* _Work to complete_: Would you please copy each line below that includes the string "photo"?

* _Records for this exercise_:
________________________

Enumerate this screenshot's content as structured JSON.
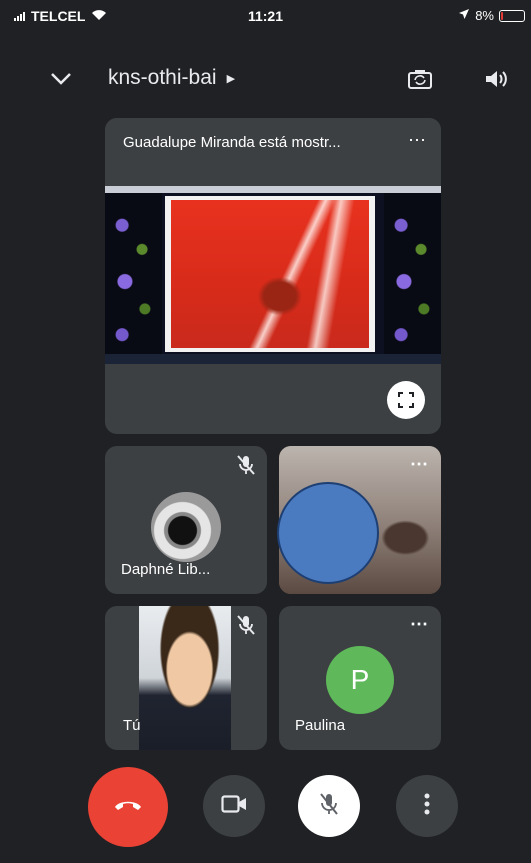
{
  "status_bar": {
    "carrier": "TELCEL",
    "time": "11:21",
    "battery": "8%",
    "battery_level": 0.08,
    "icons": [
      "signal-icon",
      "wifi-icon",
      "location-icon",
      "battery-icon"
    ]
  },
  "header": {
    "meeting_title": "kns-othi-bai",
    "icons": [
      "chevron-down-icon",
      "caret-right-icon",
      "switch-camera-icon",
      "speaker-icon"
    ]
  },
  "presentation": {
    "title": "Guadalupe Miranda está mostr...",
    "icons": [
      "more-options-icon",
      "fullscreen-icon"
    ]
  },
  "participants": [
    {
      "name": "Daphné Lib...",
      "mic_muted": true,
      "avatar": "photo"
    },
    {
      "name": "",
      "mic_muted": false,
      "avatar": "video"
    },
    {
      "name": "Tú",
      "mic_muted": true,
      "avatar": "video"
    },
    {
      "name": "Paulina",
      "mic_muted": false,
      "avatar_letter": "P",
      "avatar_color": "#5fb85a"
    }
  ],
  "controls": {
    "icons": [
      "end-call-icon",
      "camera-icon",
      "mic-off-icon",
      "more-vert-icon"
    ],
    "end_call_color": "#ea4335"
  }
}
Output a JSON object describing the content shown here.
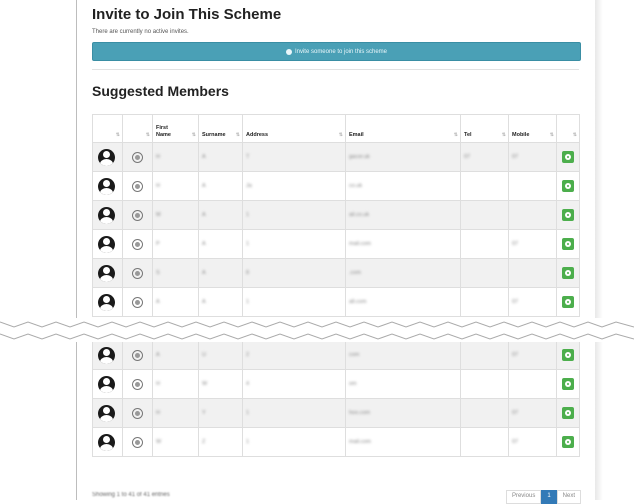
{
  "invite": {
    "title": "Invite to Join This Scheme",
    "note": "There are currently no active invites.",
    "button_label": "Invite someone to join this scheme"
  },
  "suggested": {
    "title": "Suggested Members",
    "columns": [
      "",
      "",
      "First Name",
      "Surname",
      "Address",
      "Email",
      "Tel",
      "Mobile",
      ""
    ]
  },
  "rows_top": [
    {
      "first": "H",
      "surname": "A",
      "address": "T",
      "email": "gacor.uk",
      "tel": "07",
      "mobile": "07"
    },
    {
      "first": "H",
      "surname": "A",
      "address": "Ja",
      "email": "co.uk",
      "tel": "",
      "mobile": ""
    },
    {
      "first": "M",
      "surname": "A",
      "address": "1",
      "email": "ail.co.uk",
      "tel": "",
      "mobile": ""
    },
    {
      "first": "P",
      "surname": "A",
      "address": "1",
      "email": "mail.com",
      "tel": "",
      "mobile": "07"
    },
    {
      "first": "S",
      "surname": "A",
      "address": "8",
      "email": ".com",
      "tel": "",
      "mobile": ""
    },
    {
      "first": "A",
      "surname": "A",
      "address": "1",
      "email": "all.com",
      "tel": "",
      "mobile": "07"
    }
  ],
  "rows_bottom": [
    {
      "first": "A",
      "surname": "U",
      "address": "2",
      "email": "com",
      "tel": "",
      "mobile": "07"
    },
    {
      "first": "H",
      "surname": "W",
      "address": "4",
      "email": "om",
      "tel": "",
      "mobile": ""
    },
    {
      "first": "H",
      "surname": "Y",
      "address": "1",
      "email": "hoo.com",
      "tel": "",
      "mobile": "07"
    },
    {
      "first": "W",
      "surname": "Z",
      "address": "1",
      "email": "mail.com",
      "tel": "",
      "mobile": "07"
    }
  ],
  "pagination": {
    "info": "Showing 1 to 41 of 41 entries",
    "previous": "Previous",
    "page": "1",
    "next": "Next"
  },
  "colors": {
    "accent": "#4aa0b6",
    "add": "#4cae4c",
    "page_active": "#337ab7"
  }
}
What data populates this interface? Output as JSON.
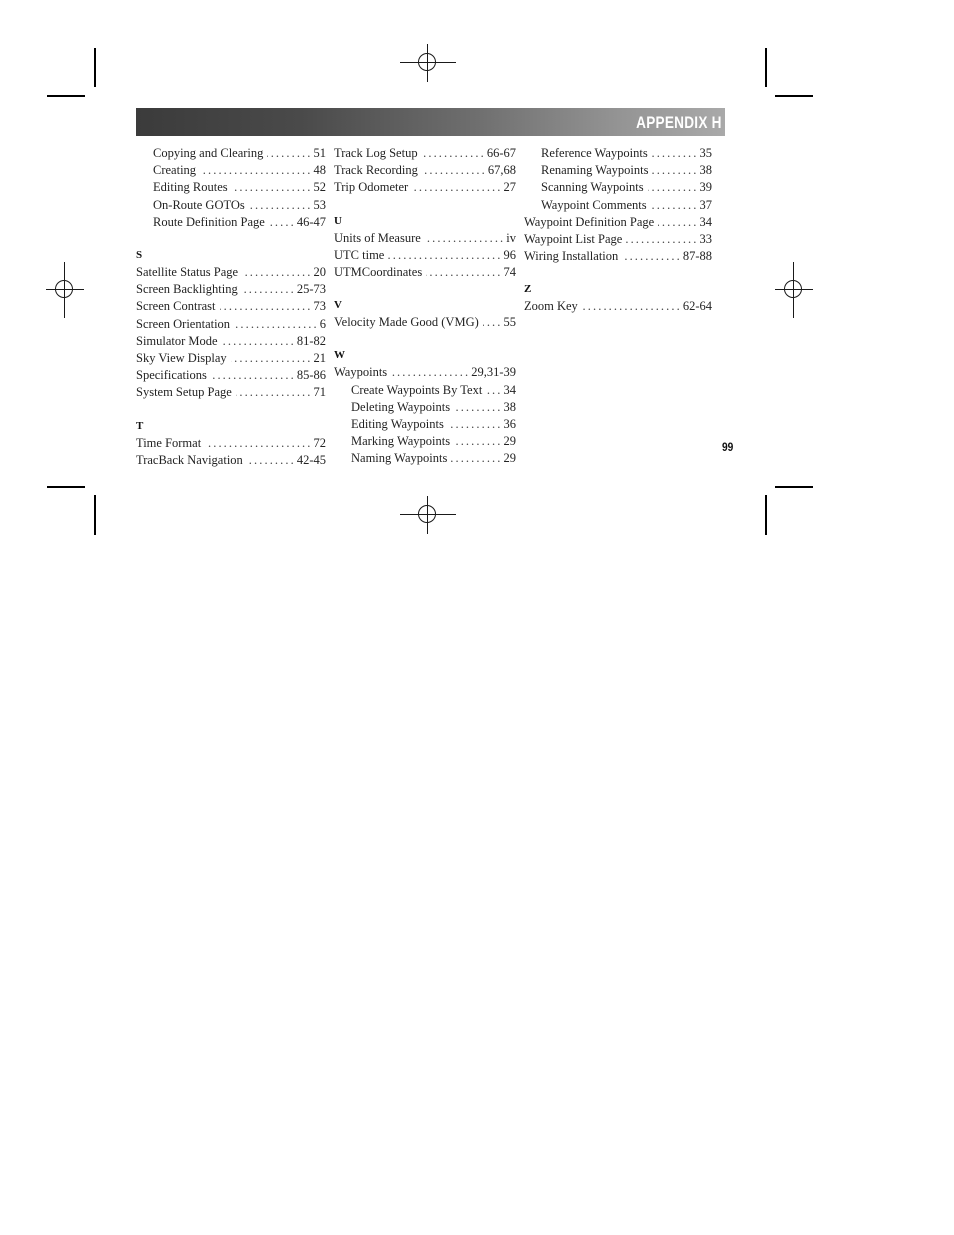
{
  "header": {
    "appendix_title": "APPENDIX H"
  },
  "page_number": "99",
  "columns": [
    {
      "id": "left",
      "blocks": [
        {
          "type": "entries",
          "entries": [
            {
              "label": "Copying  and Clearing",
              "pages": "51",
              "sub": true
            },
            {
              "label": "Creating",
              "pages": "48",
              "sub": true
            },
            {
              "label": "Editing Routes",
              "pages": "52",
              "sub": true
            },
            {
              "label": "On-Route GOTOs",
              "pages": "53",
              "sub": true
            },
            {
              "label": "Route Definition Page",
              "pages": "46-47",
              "sub": true
            }
          ]
        },
        {
          "type": "section",
          "letter": "S",
          "entries": [
            {
              "label": "Satellite Status Page",
              "pages": "20",
              "sub": false
            },
            {
              "label": "Screen Backlighting",
              "pages": "25-73",
              "sub": false
            },
            {
              "label": "Screen Contrast",
              "pages": "73",
              "sub": false
            },
            {
              "label": "Screen Orientation",
              "pages": "6",
              "sub": false
            },
            {
              "label": "Simulator Mode",
              "pages": "81-82",
              "sub": false
            },
            {
              "label": "Sky View Display",
              "pages": "21",
              "sub": false
            },
            {
              "label": "Specifications",
              "pages": "85-86",
              "sub": false
            },
            {
              "label": "System Setup Page",
              "pages": "71",
              "sub": false
            }
          ]
        },
        {
          "type": "section",
          "letter": "T",
          "entries": [
            {
              "label": "Time Format",
              "pages": "72",
              "sub": false
            },
            {
              "label": "TracBack Navigation",
              "pages": "42-45",
              "sub": false
            }
          ]
        }
      ]
    },
    {
      "id": "middle",
      "blocks": [
        {
          "type": "entries",
          "entries": [
            {
              "label": "Track Log Setup",
              "pages": "66-67",
              "sub": false
            },
            {
              "label": "Track Recording",
              "pages": "67,68",
              "sub": false
            },
            {
              "label": "Trip Odometer",
              "pages": "27",
              "sub": false
            }
          ]
        },
        {
          "type": "section",
          "letter": "U",
          "entries": [
            {
              "label": "Units of Measure",
              "pages": "iv",
              "sub": false
            },
            {
              "label": "UTC time",
              "pages": "96",
              "sub": false
            },
            {
              "label": "UTMCoordinates",
              "pages": "74",
              "sub": false
            }
          ]
        },
        {
          "type": "section",
          "letter": "V",
          "entries": [
            {
              "label": "Velocity Made Good (VMG)",
              "pages": "55",
              "sub": false
            }
          ]
        },
        {
          "type": "section",
          "letter": "W",
          "entries": [
            {
              "label": "Waypoints",
              "pages": "29,31-39",
              "sub": false
            },
            {
              "label": "Create Waypoints By Text",
              "pages": "34",
              "sub": true
            },
            {
              "label": "Deleting Waypoints",
              "pages": "38",
              "sub": true
            },
            {
              "label": "Editing Waypoints",
              "pages": "36",
              "sub": true
            },
            {
              "label": "Marking Waypoints",
              "pages": "29",
              "sub": true
            },
            {
              "label": "Naming Waypoints",
              "pages": "29",
              "sub": true
            }
          ]
        }
      ]
    },
    {
      "id": "right",
      "blocks": [
        {
          "type": "entries",
          "entries": [
            {
              "label": "Reference Waypoints",
              "pages": "35",
              "sub": true
            },
            {
              "label": "Renaming Waypoints",
              "pages": "38",
              "sub": true
            },
            {
              "label": "Scanning Waypoints",
              "pages": "39",
              "sub": true
            },
            {
              "label": "Waypoint Comments",
              "pages": "37",
              "sub": true
            },
            {
              "label": "Waypoint Definition Page",
              "pages": "34",
              "sub": false
            },
            {
              "label": "Waypoint List Page",
              "pages": "33",
              "sub": false
            },
            {
              "label": "Wiring Installation",
              "pages": "87-88",
              "sub": false
            }
          ]
        },
        {
          "type": "section",
          "letter": "Z",
          "entries": [
            {
              "label": "Zoom Key",
              "pages": "62-64",
              "sub": false
            }
          ]
        }
      ]
    }
  ]
}
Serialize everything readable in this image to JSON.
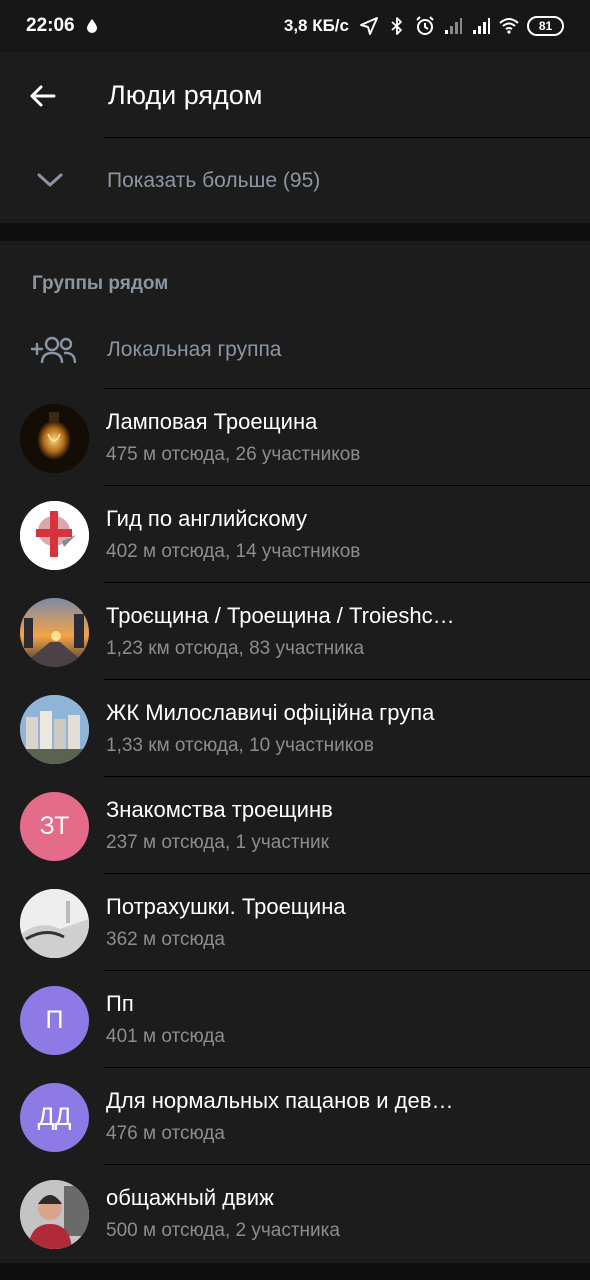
{
  "status_bar": {
    "time": "22:06",
    "speed": "3,8 КБ/с",
    "battery": "81",
    "icons": [
      "drop-icon",
      "location-arrow-icon",
      "bluetooth-icon",
      "alarm-icon",
      "signal-icon",
      "signal-icon",
      "wifi-icon",
      "battery-icon"
    ]
  },
  "appbar": {
    "title": "Люди рядом",
    "back_icon": "arrow-left-icon"
  },
  "show_more": {
    "label": "Показать больше (95)",
    "icon": "chevron-down-icon"
  },
  "groups": {
    "header": "Группы рядом",
    "create_local": {
      "label": "Локальная группа",
      "icon": "add-group-icon"
    },
    "items": [
      {
        "title": "Ламповая Троещина",
        "subtitle": "475 м отсюда, 26 участников",
        "avatar_type": "photo-lamp"
      },
      {
        "title": "Гид по английскому",
        "subtitle": "402 м отсюда, 14 участников",
        "avatar_type": "photo-flag"
      },
      {
        "title": "Троєщина / Троещина / Troieshc…",
        "subtitle": "1,23 км отсюда, 83 участника",
        "avatar_type": "photo-sunset"
      },
      {
        "title": "ЖК Милославичі офіційна група",
        "subtitle": "1,33 км отсюда, 10 участников",
        "avatar_type": "photo-buildings"
      },
      {
        "title": "Знакомства троещинв",
        "subtitle": "237 м отсюда, 1 участник",
        "avatar_type": "initials",
        "initials": "ЗТ",
        "color": "#e56b8a"
      },
      {
        "title": "Потрахушки. Троещина",
        "subtitle": "362 м отсюда",
        "avatar_type": "photo-white"
      },
      {
        "title": "Пп",
        "subtitle": "401 м отсюда",
        "avatar_type": "initials",
        "initials": "П",
        "color": "#8e7ae4"
      },
      {
        "title": "Для нормальных пацанов и дев…",
        "subtitle": "476 м отсюда",
        "avatar_type": "initials",
        "initials": "ДД",
        "color": "#8e7ae4"
      },
      {
        "title": "общажный движ",
        "subtitle": "500 м отсюда, 2 участника",
        "avatar_type": "photo-person"
      }
    ]
  }
}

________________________

* _The answer_:
      "avatar": "photo"
        "avatar_type": "photo-lamp"
        "avatar_type": "photo-flag"
        "avatar_type": "photo-sunset"
        "avatar_type": "photo-buildings"
        "avatar_type": "photo-white"
        "avatar_type": "photo-person"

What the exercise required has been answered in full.